Sources said members of the community had started consulting lawyers to challenge the police’s claim in court and may soon send a delegation to Uttar Pradesh chief minister Akhilesh Yadav to officially lodge a protest.
Rubishing the police theory, the Bawariya samiti’s president Dheer Dhwaj and general secretary Harjeet Singh said Saleem was a Muslim while Bawariyas were Hindus.
“Bawariyas are hardcore Hindus,” claimed octogenarian Puran Singh, who is a former Indian Army officer.
Police, however, said Saleem was a member of the Bawariya community and the prime accused in the case. The police said 11 teams were conducting raids across the country to try and nab Saleem, who hailed from Gangoh in Saharanpur district. Saleem has a reward of `15,000 on his head.

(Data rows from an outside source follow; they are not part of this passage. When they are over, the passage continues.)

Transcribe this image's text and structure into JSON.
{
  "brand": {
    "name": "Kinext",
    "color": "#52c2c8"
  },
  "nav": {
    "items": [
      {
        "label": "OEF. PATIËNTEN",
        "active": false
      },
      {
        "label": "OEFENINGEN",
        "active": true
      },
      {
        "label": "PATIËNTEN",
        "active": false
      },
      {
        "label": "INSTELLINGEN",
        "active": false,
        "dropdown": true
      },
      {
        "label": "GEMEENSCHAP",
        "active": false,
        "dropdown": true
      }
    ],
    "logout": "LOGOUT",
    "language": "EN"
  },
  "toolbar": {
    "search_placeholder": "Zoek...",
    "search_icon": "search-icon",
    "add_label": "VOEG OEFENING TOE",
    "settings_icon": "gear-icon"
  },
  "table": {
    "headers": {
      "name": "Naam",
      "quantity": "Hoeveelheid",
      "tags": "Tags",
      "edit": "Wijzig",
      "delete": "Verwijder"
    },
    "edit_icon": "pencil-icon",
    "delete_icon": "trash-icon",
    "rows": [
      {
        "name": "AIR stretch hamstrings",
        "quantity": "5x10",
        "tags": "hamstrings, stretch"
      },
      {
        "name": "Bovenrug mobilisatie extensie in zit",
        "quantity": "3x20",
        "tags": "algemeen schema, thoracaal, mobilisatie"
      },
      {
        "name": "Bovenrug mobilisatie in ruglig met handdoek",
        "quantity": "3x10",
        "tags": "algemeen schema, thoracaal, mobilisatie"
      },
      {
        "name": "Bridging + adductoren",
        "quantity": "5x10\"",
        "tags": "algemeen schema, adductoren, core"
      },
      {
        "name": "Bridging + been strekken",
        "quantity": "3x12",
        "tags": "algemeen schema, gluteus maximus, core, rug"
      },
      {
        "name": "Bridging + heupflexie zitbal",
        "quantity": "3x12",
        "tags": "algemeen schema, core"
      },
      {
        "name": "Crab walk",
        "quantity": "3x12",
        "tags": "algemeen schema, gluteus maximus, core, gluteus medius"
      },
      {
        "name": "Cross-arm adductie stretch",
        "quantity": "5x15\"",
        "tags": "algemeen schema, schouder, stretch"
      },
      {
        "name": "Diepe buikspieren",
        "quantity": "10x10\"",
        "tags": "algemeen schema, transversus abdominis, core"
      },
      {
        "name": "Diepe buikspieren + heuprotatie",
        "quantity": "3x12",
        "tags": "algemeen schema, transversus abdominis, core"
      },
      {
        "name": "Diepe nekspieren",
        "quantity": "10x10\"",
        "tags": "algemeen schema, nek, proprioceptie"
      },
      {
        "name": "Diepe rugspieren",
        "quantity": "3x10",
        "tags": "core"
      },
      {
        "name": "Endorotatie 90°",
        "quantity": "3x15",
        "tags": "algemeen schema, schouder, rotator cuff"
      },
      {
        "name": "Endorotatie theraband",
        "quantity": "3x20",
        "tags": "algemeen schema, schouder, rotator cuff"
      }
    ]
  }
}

Sources said though Saleem had been operating in the area for sometime, this was the first time the Bawariya community had come out in protest against their name being dragged, probably owing to the massive public attention and outcry the case had garnered.
Estimated to be around 15,000 in number, members of the Bawariya tribe mostly live in 12 villages in Jhinjhana area of Shamli. Their ancestors had moved from Rajasthan around 300 years back to settle in Shamli.
General secretary of Bawaria Samaj Kalyan Samiti Harjeet Singh claimed that the condition of the community had improved in the past few decades after they were included in the Scheduled Castes in 1952.
Leaders of the community claimed that police were trying to conceal facts and were trying to mask their failures by claiming the involvement of the Bawariya in the crime.
SSP, Bulandshahr, Anees Ansari, however, rubbished the charges and said that in past the police had earlier also arrested several members of Bawariya gangs who had Muslim names.